So now I must make a suggestion from my own humble shop that someone’s mother is sure to love. I know this because my mother loved this particular ladle, which belonged to her mother. They were both of the opinion that one could never have enough ladles. I don’t disagree, they do seem to come in handy when serving holiday or large dinner parties. This ladle has a nicely shaped bowl and is fairly deep – no stingy gravy serving spoons here!

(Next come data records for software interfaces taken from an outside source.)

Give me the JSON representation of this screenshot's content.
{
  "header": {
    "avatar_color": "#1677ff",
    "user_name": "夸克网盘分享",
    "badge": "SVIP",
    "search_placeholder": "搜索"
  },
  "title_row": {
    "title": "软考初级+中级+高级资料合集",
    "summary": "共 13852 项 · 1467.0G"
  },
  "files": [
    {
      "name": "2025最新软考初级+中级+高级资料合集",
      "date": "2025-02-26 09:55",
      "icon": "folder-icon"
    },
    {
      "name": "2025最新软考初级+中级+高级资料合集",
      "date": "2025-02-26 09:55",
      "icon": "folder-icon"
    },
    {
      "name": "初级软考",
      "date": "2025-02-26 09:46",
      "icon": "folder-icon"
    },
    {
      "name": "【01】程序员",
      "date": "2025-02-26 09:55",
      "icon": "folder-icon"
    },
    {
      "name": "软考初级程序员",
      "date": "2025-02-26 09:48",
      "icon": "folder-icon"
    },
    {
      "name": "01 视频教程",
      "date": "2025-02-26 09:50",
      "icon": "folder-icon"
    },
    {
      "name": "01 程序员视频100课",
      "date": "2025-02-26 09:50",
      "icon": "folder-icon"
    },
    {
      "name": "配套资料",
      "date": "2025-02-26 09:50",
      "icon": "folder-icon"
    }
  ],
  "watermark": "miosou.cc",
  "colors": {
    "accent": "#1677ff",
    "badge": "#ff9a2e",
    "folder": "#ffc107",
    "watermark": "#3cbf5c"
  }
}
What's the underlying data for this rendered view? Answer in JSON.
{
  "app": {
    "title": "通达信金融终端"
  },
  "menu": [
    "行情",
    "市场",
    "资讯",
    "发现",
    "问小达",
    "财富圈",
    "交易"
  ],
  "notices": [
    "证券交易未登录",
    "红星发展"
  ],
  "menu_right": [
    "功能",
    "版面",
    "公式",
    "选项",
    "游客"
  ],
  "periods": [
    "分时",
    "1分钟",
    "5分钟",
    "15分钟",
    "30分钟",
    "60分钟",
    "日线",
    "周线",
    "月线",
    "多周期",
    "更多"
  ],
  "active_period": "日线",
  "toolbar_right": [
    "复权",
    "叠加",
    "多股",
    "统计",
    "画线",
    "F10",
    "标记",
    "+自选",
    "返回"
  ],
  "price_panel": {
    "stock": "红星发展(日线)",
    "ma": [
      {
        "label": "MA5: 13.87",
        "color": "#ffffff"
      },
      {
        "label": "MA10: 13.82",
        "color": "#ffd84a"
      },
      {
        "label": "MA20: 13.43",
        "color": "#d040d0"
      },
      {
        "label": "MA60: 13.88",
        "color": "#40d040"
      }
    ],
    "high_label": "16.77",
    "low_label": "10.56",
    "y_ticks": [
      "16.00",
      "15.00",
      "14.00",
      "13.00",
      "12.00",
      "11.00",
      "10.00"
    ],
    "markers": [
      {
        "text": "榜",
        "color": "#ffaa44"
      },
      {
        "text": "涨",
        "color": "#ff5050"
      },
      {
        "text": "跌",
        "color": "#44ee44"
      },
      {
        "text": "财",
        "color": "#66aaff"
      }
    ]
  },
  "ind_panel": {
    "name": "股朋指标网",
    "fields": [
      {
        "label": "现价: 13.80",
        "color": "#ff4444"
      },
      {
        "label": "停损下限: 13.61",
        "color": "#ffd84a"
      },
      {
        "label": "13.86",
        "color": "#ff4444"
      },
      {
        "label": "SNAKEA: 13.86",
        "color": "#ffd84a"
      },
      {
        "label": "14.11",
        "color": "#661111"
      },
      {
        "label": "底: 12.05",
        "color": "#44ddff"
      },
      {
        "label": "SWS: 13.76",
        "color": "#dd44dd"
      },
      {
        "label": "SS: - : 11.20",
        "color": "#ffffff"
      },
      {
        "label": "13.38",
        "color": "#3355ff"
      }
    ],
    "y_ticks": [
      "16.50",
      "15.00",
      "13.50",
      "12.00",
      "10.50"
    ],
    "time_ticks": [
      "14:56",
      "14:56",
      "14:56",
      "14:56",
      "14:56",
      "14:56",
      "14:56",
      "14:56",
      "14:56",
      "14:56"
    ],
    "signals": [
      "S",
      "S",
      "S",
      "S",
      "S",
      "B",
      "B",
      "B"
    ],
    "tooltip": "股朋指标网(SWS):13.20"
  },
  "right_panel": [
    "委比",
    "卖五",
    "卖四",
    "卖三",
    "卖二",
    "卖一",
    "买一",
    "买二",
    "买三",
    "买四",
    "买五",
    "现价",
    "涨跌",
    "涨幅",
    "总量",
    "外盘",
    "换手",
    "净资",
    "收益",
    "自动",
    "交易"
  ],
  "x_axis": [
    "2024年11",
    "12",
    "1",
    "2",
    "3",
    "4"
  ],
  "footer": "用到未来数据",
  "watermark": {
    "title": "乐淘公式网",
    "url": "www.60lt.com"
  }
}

Next Friday will be too late to buy a gift online in time for Mother’s Day, so get to clicking on these links! If these finds don’t suit you or your Mom, I know you will find something else that will. Otherwise, check your local area for the closest Walgreens. Not that your mother will complain…